Divisions in the dual sport category are somewhat arbitrary. On the one end we have small, mild, casual trail and commuter bikes mostly in the 200 to 250cc range (Suzuki DR200, Honda CRF230L, Yamaha XT225 / XT250, and Kawasaki KL250). Next up are the higher performance and / or more off-road capable Japanese bikes in the 250 – 400cc range (Honda CRF250L, Kawasaki KLX250S, Yamaha WR250R, and Suzuki DR-Z400S). Then we have the high performance, high specification bikes ranging in displacement of about 250 to 500+ cc. These are generally European brands (KTM, etc.) and are often based on competition bikes; they are essentially street legal dirt bikes (enduros). That leaves the heavier, general purpose bikes (Suzuki DR650, Kawasaki KLR650, Honda XR650L, KTM 690 Enduro and Husqvarna TE610 (discontinued). Because these bikes are quite heavy (at least some of them), they can be a handful off-road, at least for some riders, when the trails get tight and rough. They work well on dirt roads and on the highway, and they make good light weight adventure touring bikes. The KTM and Husky are lighter, have higher performance and are quite off-road capable. The big adventure touring bikes like the KTM 990 Adventure or the BMW GS line can be considered dual sport bikes also. They are heavy and are more suited for the highway and good gravel roads. They are capable bikes, and some good riders take them in more challenging terrain, but they are not dirt bikes (some riders ride them like they are, though).

2011 KTM 530 EXC

Super-Moto / Supermotard

2011 Suzuki DRZ400SM

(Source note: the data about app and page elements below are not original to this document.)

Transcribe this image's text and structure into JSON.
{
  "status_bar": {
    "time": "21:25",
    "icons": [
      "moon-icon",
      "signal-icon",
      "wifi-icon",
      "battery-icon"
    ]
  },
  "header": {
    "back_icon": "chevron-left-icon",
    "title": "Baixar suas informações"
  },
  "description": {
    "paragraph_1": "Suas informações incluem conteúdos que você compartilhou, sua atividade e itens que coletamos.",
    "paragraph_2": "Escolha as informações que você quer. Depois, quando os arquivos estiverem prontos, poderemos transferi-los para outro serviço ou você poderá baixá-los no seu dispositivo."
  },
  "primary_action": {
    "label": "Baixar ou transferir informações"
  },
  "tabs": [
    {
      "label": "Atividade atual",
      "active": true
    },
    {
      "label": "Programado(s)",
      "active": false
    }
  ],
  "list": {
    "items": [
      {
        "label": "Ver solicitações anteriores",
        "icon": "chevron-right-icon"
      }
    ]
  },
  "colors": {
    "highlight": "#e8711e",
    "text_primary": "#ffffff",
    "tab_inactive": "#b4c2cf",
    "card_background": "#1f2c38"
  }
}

A super-moto (supermotard) bike is like a dual sport bike that has been set up ideally for street riding. Often they are based on an existing dual sport bike in a manufacturer’s lineup. When compared to a similar dual sport model, the super-moto version typically has street (sport) bike tires mounted on wider, but smaller diameter wheels (rims), has larger diameter brake rotors, maybe more powerful brake calipers, perhaps different steering geometry and suspension components. The gearing is often higher, and the seat may be lower than the dual sport version. There may be other subtle differences as well. These bikes are well suited for riding around town and on tight, twisty, paved back roads. Both Honda and Kawasaki had small displacement super-motos, the CRF230M and KLX250SF, but they have been pulled from their product lines, at least in Canada. Other examples include the Suzuki DRZ400SM, Yamaha WR250X (discontinued) and Husqvarna SMS630, SMR449 and SMR511; the latter two are essentially race bikes.

Next: Off-road Motorcycles
Back: Overview of motorcycle types
Back: Street Motorcycles
Motorcycles for Beginners